With then-coach DJ Durkin on administrative leave and interim head coach Matt Canada in charge, Maryland’s players rallied together. Now, they anticipate the Scarlet Knights to be similarly invigorated.
“Every situation’s different,” offensive lineman Sean Christie said. “For us last year, we all banded together as a team. I don’t see any reason why they wouldn’t do the same thing. So I would expect to get a pretty fiery Rutgers team.”
When Locksley took over for Edsall in 2015, he remembers slightly changing the order in which practices were run but leaving much of the existing structure as it was. His main focus, he said, was to make sure his seniors enjoyed their last campaign in college despite dealing with the uncertainty a coach’s firing brings.
While Rutgers will likely look different than it has in its first four games, Locksley doesn’t expect to see wholesale changes. The Scarlet Knights aren’t likely to switch from a spread offense to a wishbone scheme — “At least I don’t think you can within a three-day period,” Locksley said.
[Read more: Running back was Maryland football’s deepest position, but injuries have thinned it]
However, there’s a weight lifted from a team and the remaining coaching staff after a firing. Two years ago, Campanile was coaching at Bergen Catholic, a powerhouse high school in New Jersey. As Locksley pointed out, Campanile doesn’t have much pressure in this gig — expectations are low. It’s an unlikely opportunity to take over a Big Ten program with eight games remaining.
“When I was the interim coach, one of the things I know I used to say is that, ‘You can do anything you want, you can fake punts,’” Locksley said. “So, our guys have to be prepared for any and everything, because again, these guys have nothing to lose.”
So to combat the unpredictability of what Rutgers will look like at SHI Stadium, the Terps are preaching focus on themselves and hope they can make smooth in-game adjustments.
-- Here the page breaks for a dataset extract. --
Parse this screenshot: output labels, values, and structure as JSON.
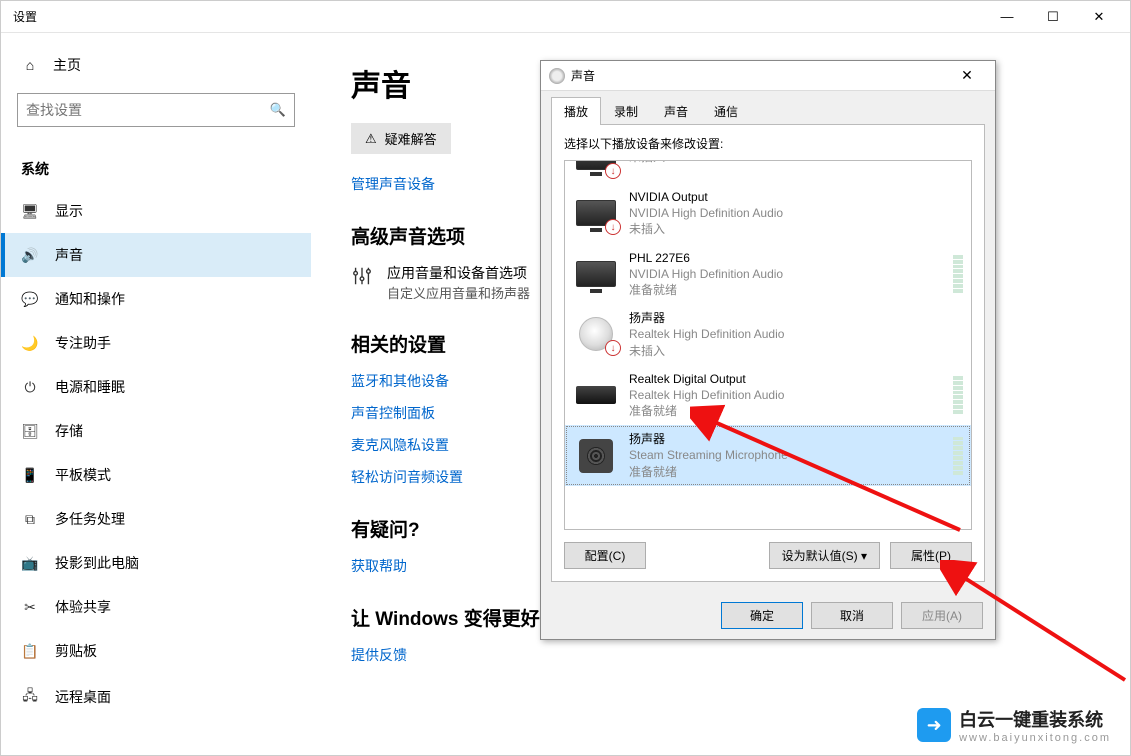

Rather than worrying about what running back Raheem Blackshear or quarterback Johnny Langan could do, Maryland wants to fix the issues that plagued the team during its 59-0 loss to Penn State.
If Locksley’s squad can do that, whatever is happening on — or whoever is standing on — the opponent’s sideline shouldn’t matter.
“It honestly goes back to like, Week 1,” defensive back Antoine Brooks said, “when nobody knows what anybody’s running.”